Task statement >>
What is the number of lines below that contain the word "agua"? Respond with that number alone.

Provided records >>
+-------+

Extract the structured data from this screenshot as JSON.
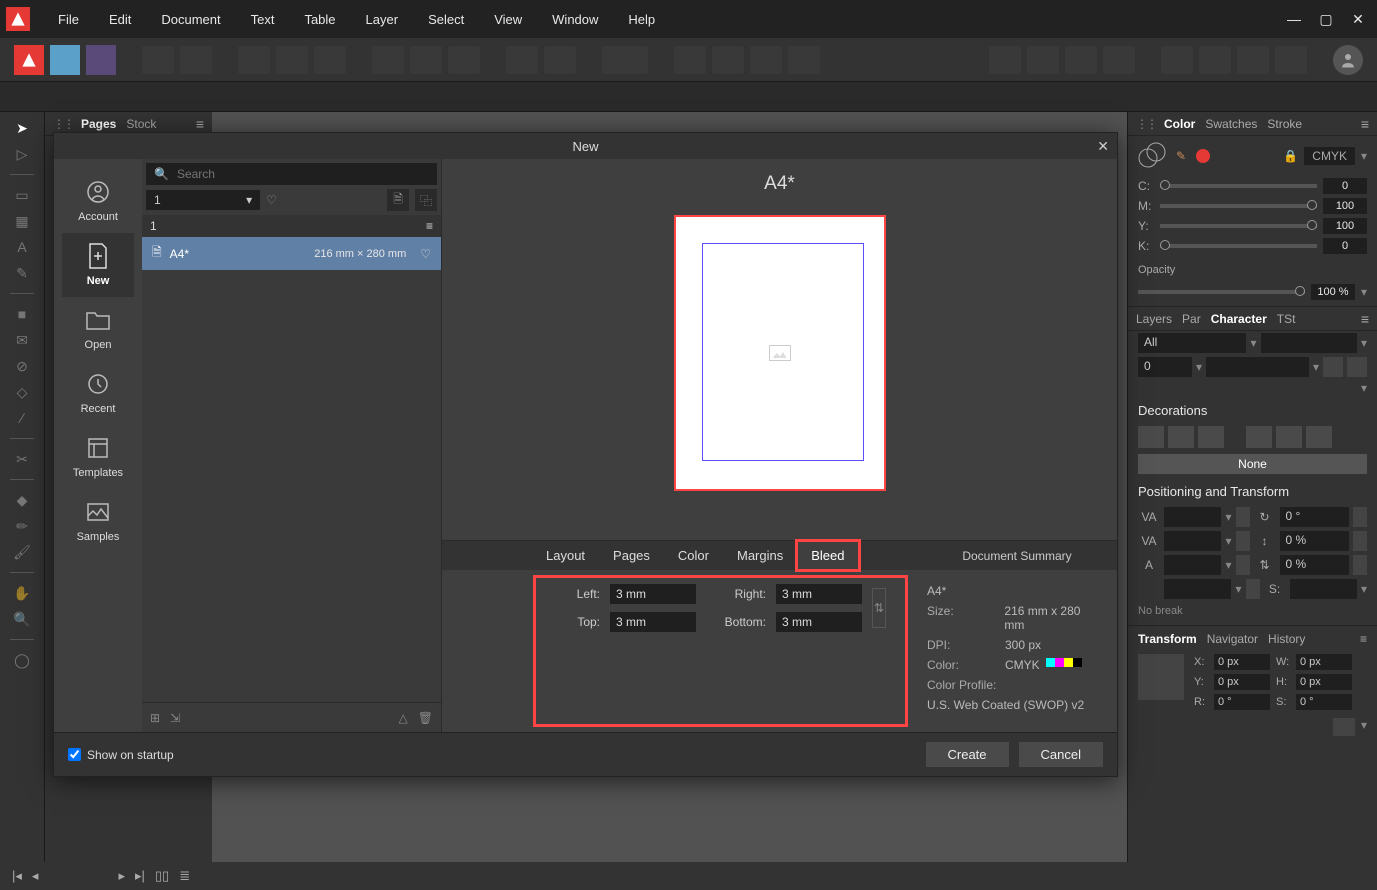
{
  "menu": {
    "file": "File",
    "edit": "Edit",
    "document": "Document",
    "text": "Text",
    "table": "Table",
    "layer": "Layer",
    "select": "Select",
    "view": "View",
    "window": "Window",
    "help": "Help"
  },
  "left_panel": {
    "tab_pages": "Pages",
    "tab_stock": "Stock"
  },
  "right_panel": {
    "color_tab": "Color",
    "swatches_tab": "Swatches",
    "stroke_tab": "Stroke",
    "color_mode": "CMYK",
    "c_label": "C:",
    "m_label": "M:",
    "y_label": "Y:",
    "k_label": "K:",
    "c_val": "0",
    "m_val": "100",
    "y_val": "100",
    "k_val": "0",
    "opacity_label": "Opacity",
    "opacity_val": "100 %",
    "layers_tab": "Layers",
    "par_tab": "Par",
    "character_tab": "Character",
    "tst_tab": "TSt",
    "lang_sel": "All",
    "font_sel": "0",
    "decorations": "Decorations",
    "none": "None",
    "pos_tf": "Positioning and Transform",
    "va": "VA",
    "va2": "VA",
    "aa": "A",
    "deg0": "0 °",
    "pct0": "0 %",
    "nobreak": "No break",
    "transform_tab": "Transform",
    "navigator_tab": "Navigator",
    "history_tab": "History",
    "x": "X:",
    "y": "Y:",
    "w": "W:",
    "h": "H:",
    "r": "R:",
    "s": "S:",
    "xval": "0 px",
    "yval": "0 px",
    "wval": "0 px",
    "hval": "0 px",
    "rval": "0 °",
    "sval": "0 °"
  },
  "dialog": {
    "title": "New",
    "sidebar": {
      "account": "Account",
      "new": "New",
      "open": "Open",
      "recent": "Recent",
      "templates": "Templates",
      "samples": "Samples"
    },
    "search_placeholder": "Search",
    "preset_group_sel": "1",
    "category": "1",
    "preset_name": "A4*",
    "preset_dim": "216 mm × 280 mm",
    "preview_name": "A4*",
    "tabs": {
      "layout": "Layout",
      "pages": "Pages",
      "color": "Color",
      "margins": "Margins",
      "bleed": "Bleed"
    },
    "summary_head": "Document Summary",
    "bleed": {
      "left_l": "Left:",
      "right_l": "Right:",
      "top_l": "Top:",
      "bottom_l": "Bottom:",
      "left": "3 mm",
      "right": "3 mm",
      "top": "3 mm",
      "bottom": "3 mm"
    },
    "summary": {
      "name": "A4*",
      "size_l": "Size:",
      "size": "216 mm  x  280 mm",
      "dpi_l": "DPI:",
      "dpi": "300 px",
      "color_l": "Color:",
      "color": "CMYK",
      "profile_l": "Color Profile:",
      "profile": "U.S. Web Coated (SWOP) v2"
    },
    "show_startup": "Show on startup",
    "create": "Create",
    "cancel": "Cancel"
  }
}
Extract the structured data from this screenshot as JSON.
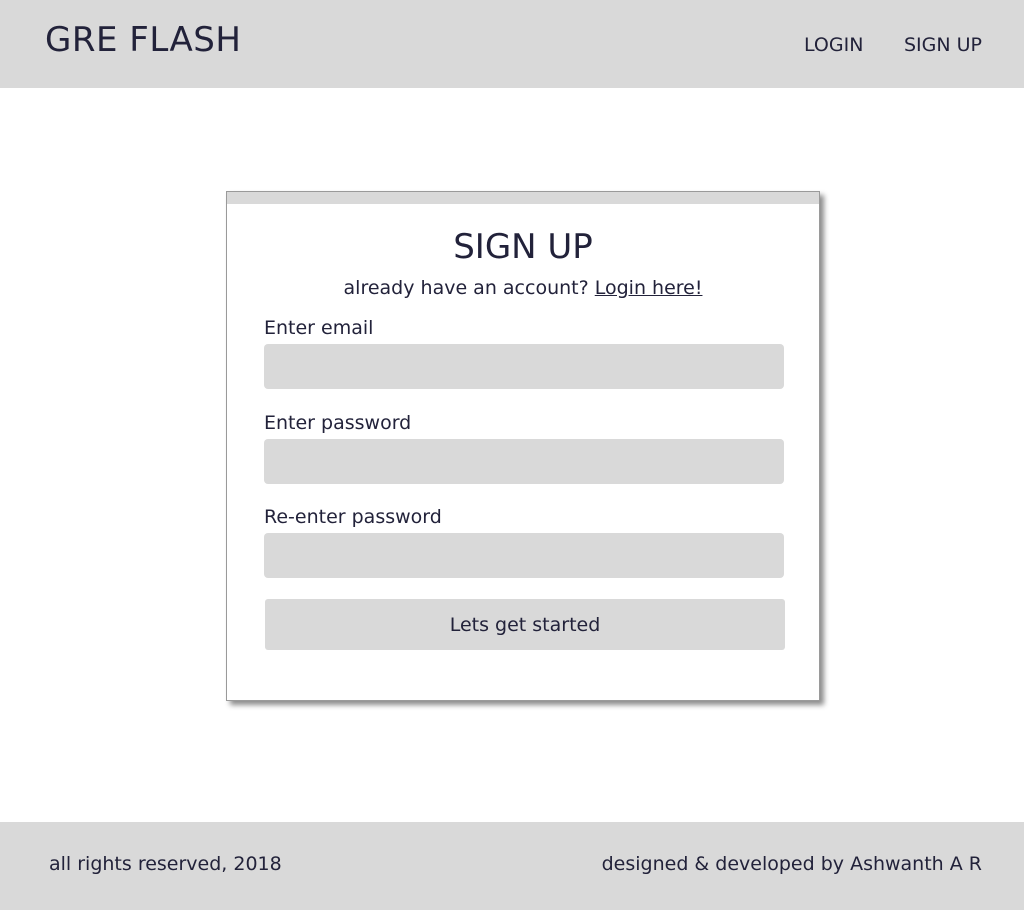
{
  "header": {
    "brand": "GRE FLASH",
    "nav": {
      "login": "LOGIN",
      "signup": "SIGN UP"
    }
  },
  "signup_form": {
    "title": "SIGN UP",
    "subtitle_prefix": "already have an account? ",
    "login_link": "Login here!",
    "email_label": "Enter email",
    "email_value": "",
    "password_label": "Enter password",
    "password_value": "",
    "reenter_label": "Re-enter password",
    "reenter_value": "",
    "submit_label": "Lets get started"
  },
  "footer": {
    "left": "all rights reserved, 2018",
    "right": "designed & developed by Ashwanth A R"
  },
  "colors": {
    "bar_bg": "#d9d9d9",
    "text": "#22223a",
    "page_bg": "#ffffff"
  }
}
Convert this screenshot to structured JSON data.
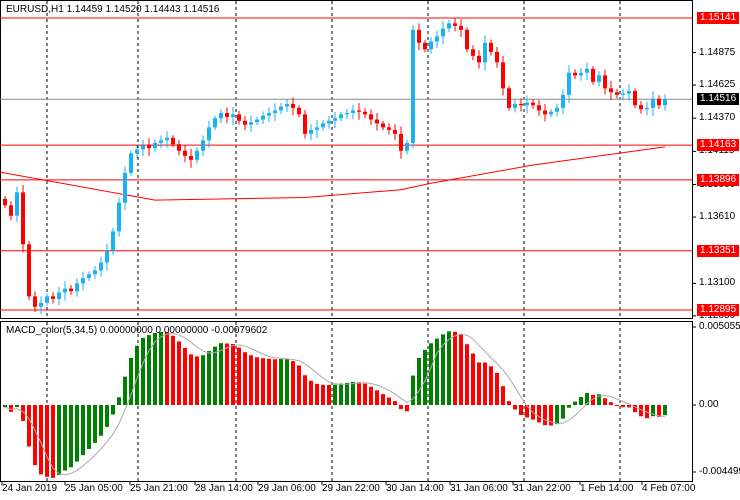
{
  "header": {
    "title": "EURUSD,H1  1.14459 1.14520 1.14443 1.14516"
  },
  "macd": {
    "title": "MACD_color(5,34,5) 0.00000000 0.00000000 -0.00079602",
    "ticks": [
      "0.0050553",
      "0.00",
      "-0.004499"
    ],
    "fast": 5,
    "slow": 34,
    "signal": 5,
    "max": 0.0050553,
    "min": -0.004499
  },
  "price_axis": {
    "max": 1.15141,
    "min": 1.12895,
    "ticks": [
      "1.14875",
      "1.14625",
      "1.14370",
      "1.14115",
      "1.13860",
      "1.13610",
      "1.13100",
      "1.12850"
    ],
    "levels": [
      "1.15141",
      "1.14163",
      "1.13896",
      "1.13351",
      "1.12895"
    ],
    "bid": "1.14516"
  },
  "time_axis": [
    "24 Jan 2019",
    "25 Jan 05:00",
    "25 Jan 21:00",
    "28 Jan 14:00",
    "29 Jan 06:00",
    "29 Jan 22:00",
    "30 Jan 14:00",
    "31 Jan 06:00",
    "31 Jan 22:00",
    "1 Feb 14:00",
    "4 Feb 07:00"
  ],
  "colors": {
    "bull": "#1ab2f0",
    "bear": "#ff0000",
    "level": "#ff0000",
    "macd_up": "#008000",
    "macd_down": "#ff0000"
  },
  "closes": [
    1.137,
    1.1362,
    1.138,
    1.134,
    1.13,
    1.1292,
    1.1295,
    1.13,
    1.1298,
    1.1303,
    1.1306,
    1.1304,
    1.131,
    1.1314,
    1.1317,
    1.132,
    1.1326,
    1.1335,
    1.135,
    1.1372,
    1.1395,
    1.141,
    1.1413,
    1.1416,
    1.1414,
    1.1418,
    1.142,
    1.1422,
    1.1417,
    1.1412,
    1.1408,
    1.1405,
    1.1412,
    1.142,
    1.143,
    1.1437,
    1.1441,
    1.1438,
    1.144,
    1.1435,
    1.1432,
    1.1434,
    1.1436,
    1.1439,
    1.1441,
    1.1443,
    1.1446,
    1.1448,
    1.1445,
    1.144,
    1.1425,
    1.1428,
    1.143,
    1.1433,
    1.1435,
    1.1437,
    1.144,
    1.1441,
    1.1443,
    1.1442,
    1.144,
    1.1436,
    1.1433,
    1.143,
    1.1428,
    1.1425,
    1.1412,
    1.1418,
    1.1505,
    1.1495,
    1.149,
    1.1496,
    1.15,
    1.1506,
    1.151,
    1.1508,
    1.1505,
    1.149,
    1.1485,
    1.148,
    1.1495,
    1.1488,
    1.148,
    1.146,
    1.1445,
    1.1448,
    1.1447,
    1.1449,
    1.1447,
    1.1443,
    1.144,
    1.1442,
    1.1445,
    1.1455,
    1.1472,
    1.147,
    1.1472,
    1.1475,
    1.1465,
    1.147,
    1.146,
    1.1457,
    1.1455,
    1.1456,
    1.1458,
    1.1447,
    1.1444,
    1.1445,
    1.1452,
    1.1447,
    1.14516
  ],
  "moving_average": [
    [
      0,
      1.13956
    ],
    [
      25,
      1.1374
    ],
    [
      50,
      1.1376
    ],
    [
      66,
      1.1382
    ],
    [
      71,
      1.1387
    ],
    [
      88,
      1.1401
    ],
    [
      110,
      1.1415
    ]
  ]
}
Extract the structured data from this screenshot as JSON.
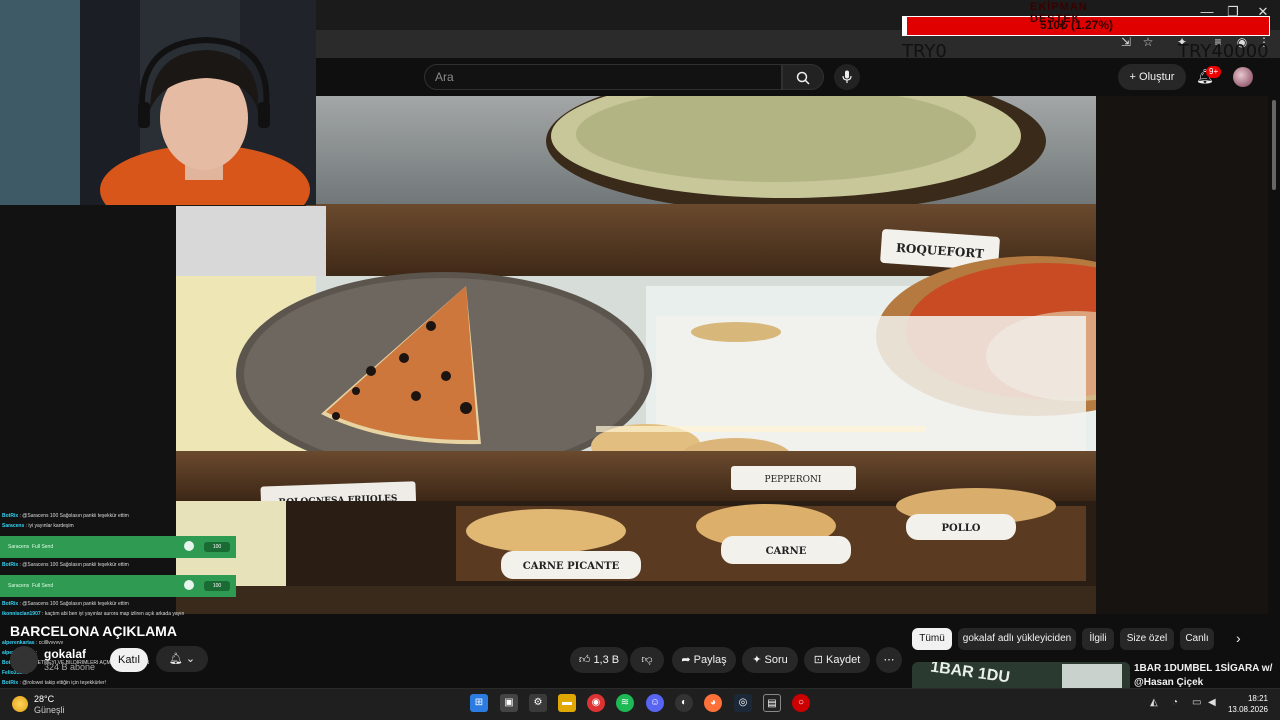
{
  "donation": {
    "title": "EKİPMAN DESTEK",
    "value": "510₺ (1.27%)",
    "progress_percent": 1.27,
    "min_label": "TRY0",
    "max_label": "TRY40000"
  },
  "youtube": {
    "search_placeholder": "Ara",
    "create_label": "+ Oluştur",
    "notifications_badge": "9+"
  },
  "video": {
    "title": "BARCELONA AÇIKLAMA",
    "channel": "gokalaf",
    "subscribers": "324 B abone",
    "join_label": "Katıl",
    "like_count": "1,3 B",
    "share_label": "Paylaş",
    "ask_label": "Soru",
    "save_label": "Kaydet",
    "sign_roquefort": "ROQUEFORT",
    "sign_bolognesa": "BOLOGNESA FRIJOLES",
    "sign_pepperoni": "PEPPERONI",
    "sign_carne_picante": "CARNE PICANTE",
    "sign_carne": "CARNE",
    "sign_pollo": "POLLO"
  },
  "chips": [
    "Tümü",
    "gokalaf adlı yükleyiciden",
    "İlgili",
    "Size özel",
    "Canlı"
  ],
  "recommendation": {
    "title_line1": "1BAR 1DUMBEL 1SİGARA w/",
    "title_line2": "@Hasan Çiçek",
    "thumb_text": "1BAR 1DU"
  },
  "chat": [
    {
      "user": "BotRix",
      "text": "@Saracens 100 Sağolasın pankii teşekkür ettim"
    },
    {
      "user": "Saracens",
      "text": "iyi yayınlar kardeşim"
    },
    {
      "user": "BotRix",
      "text": "@Saracens 100 Sağolasın pankii teşekkür ettim"
    },
    {
      "user": "BotRix",
      "text": "@Saracens 100 Sağolasın pankii teşekkür ettim"
    },
    {
      "user": "ikonnisclan1907",
      "text": "kaçtım abi ben iyi yayınlar aurora map izliren açık arkada yayın"
    },
    {
      "user": "alperenkartas",
      "text": "ccilllvvvvvv"
    },
    {
      "user": "alperenkartas",
      "text": ""
    },
    {
      "user": "BotRix",
      "text": "TAKİP ETMEYİ VE BİLDİRİMLERİ AÇMAYI UNUTMAYIN"
    },
    {
      "user": "Felio3321",
      "text": ""
    },
    {
      "user": "BotRix",
      "text": "@rolowei takip ettiğin için teşekkürler!"
    }
  ],
  "chat_alerts": [
    {
      "user": "Saracens",
      "text": "Full Send",
      "amount": "100"
    },
    {
      "user": "Saracens",
      "text": "Full Send",
      "amount": "100"
    }
  ],
  "taskbar": {
    "temp": "28°C",
    "weather": "Güneşli",
    "time": "18:21",
    "date": "13.08.2026"
  },
  "colors": {
    "youtube_bg": "#0f0f0f",
    "donation_bar": "#e00000",
    "chat_alert": "#2e9a52"
  }
}
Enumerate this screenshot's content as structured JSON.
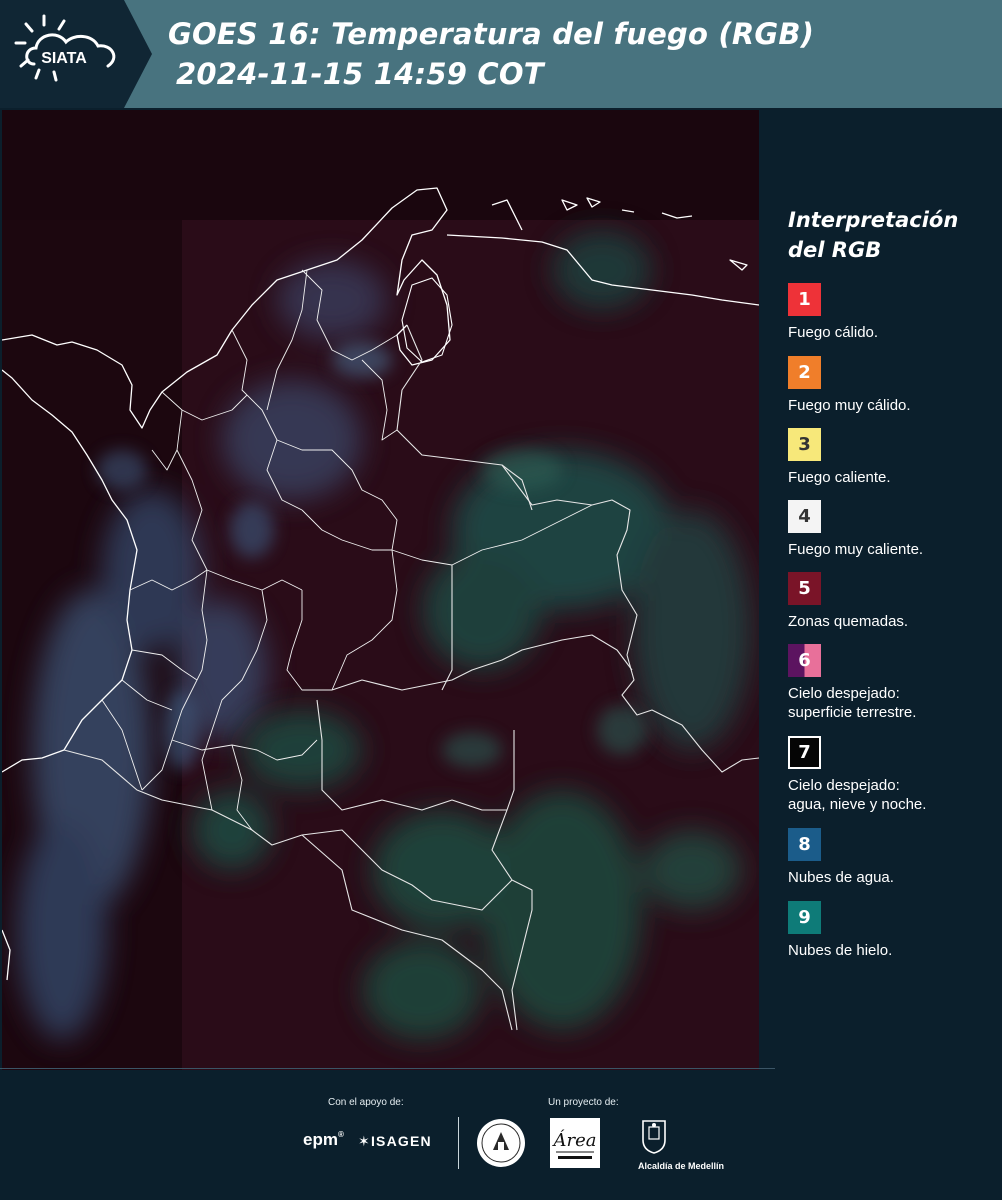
{
  "header": {
    "logo_text": "SIATA",
    "title_line1": "GOES 16: Temperatura del fuego (RGB)",
    "title_line2": "2024-11-15 14:59 COT"
  },
  "legend": {
    "title": "Interpretación del RGB",
    "items": [
      {
        "number": "1",
        "label": "Fuego cálido.",
        "color": "#ee3238"
      },
      {
        "number": "2",
        "label": "Fuego muy cálido.",
        "color": "#f07e2a"
      },
      {
        "number": "3",
        "label": "Fuego caliente.",
        "color": "#f7e87a"
      },
      {
        "number": "4",
        "label": "Fuego muy caliente.",
        "color": "#f4f4f4"
      },
      {
        "number": "5",
        "label": "Zonas quemadas.",
        "color": "#7a1428"
      },
      {
        "number": "6",
        "label": "Cielo despejado:",
        "label2": "superficie terrestre.",
        "color": "#5c1460",
        "color2": "#e8709a"
      },
      {
        "number": "7",
        "label": "Cielo despejado:",
        "label2": "agua, nieve y noche.",
        "color": "#050505"
      },
      {
        "number": "8",
        "label": "Nubes de agua.",
        "color": "#1b5c8a"
      },
      {
        "number": "9",
        "label": "Nubes de hielo.",
        "color": "#0e7b78"
      }
    ]
  },
  "footer": {
    "support_label": "Con el apoyo de:",
    "project_label": "Un proyecto de:",
    "sponsor1": "epm",
    "sponsor2": "ISAGEN",
    "area_logo_text": "Área",
    "alcaldia_text": "Alcaldía de Medellín"
  }
}
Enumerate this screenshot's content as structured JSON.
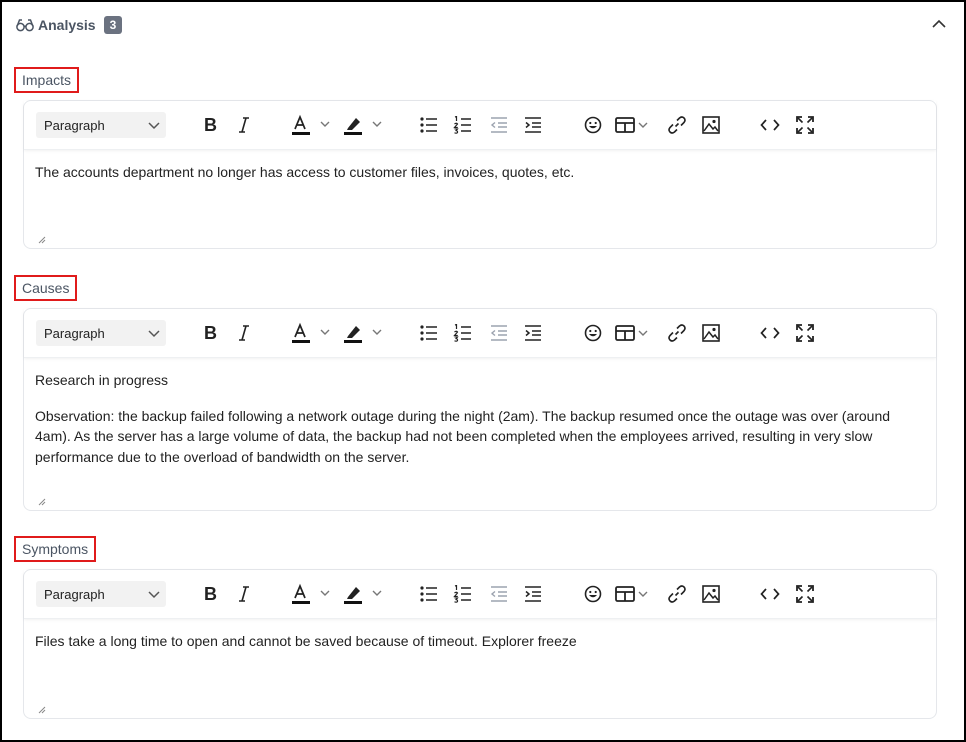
{
  "panel": {
    "title": "Analysis",
    "count": "3"
  },
  "toolbar": {
    "block_format": "Paragraph"
  },
  "sections": [
    {
      "label": "Impacts",
      "paragraphs": [
        "The accounts department no longer has access to customer files, invoices, quotes, etc."
      ]
    },
    {
      "label": "Causes",
      "paragraphs": [
        "Research in progress",
        "Observation: the backup failed following a network outage during the night (2am). The backup resumed once the outage was over (around 4am). As the server has a large volume of data, the backup had not been completed when the employees arrived, resulting in very slow performance due to the overload of bandwidth on the server."
      ]
    },
    {
      "label": "Symptoms",
      "paragraphs": [
        "Files take a long time to open and cannot be saved because of timeout. Explorer freeze"
      ]
    }
  ],
  "colors": {
    "label_border": "#e01b1b",
    "badge_bg": "#6b7280",
    "editor_border": "#e5e7eb"
  },
  "icons": [
    "glasses-icon",
    "chevron-up-icon",
    "bold-icon",
    "italic-icon",
    "text-color-icon",
    "highlight-icon",
    "bullet-list-icon",
    "numbered-list-icon",
    "outdent-icon",
    "indent-icon",
    "emoji-icon",
    "table-icon",
    "link-icon",
    "image-icon",
    "code-icon",
    "fullscreen-icon",
    "resize-handle-icon"
  ]
}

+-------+

Response area >>
2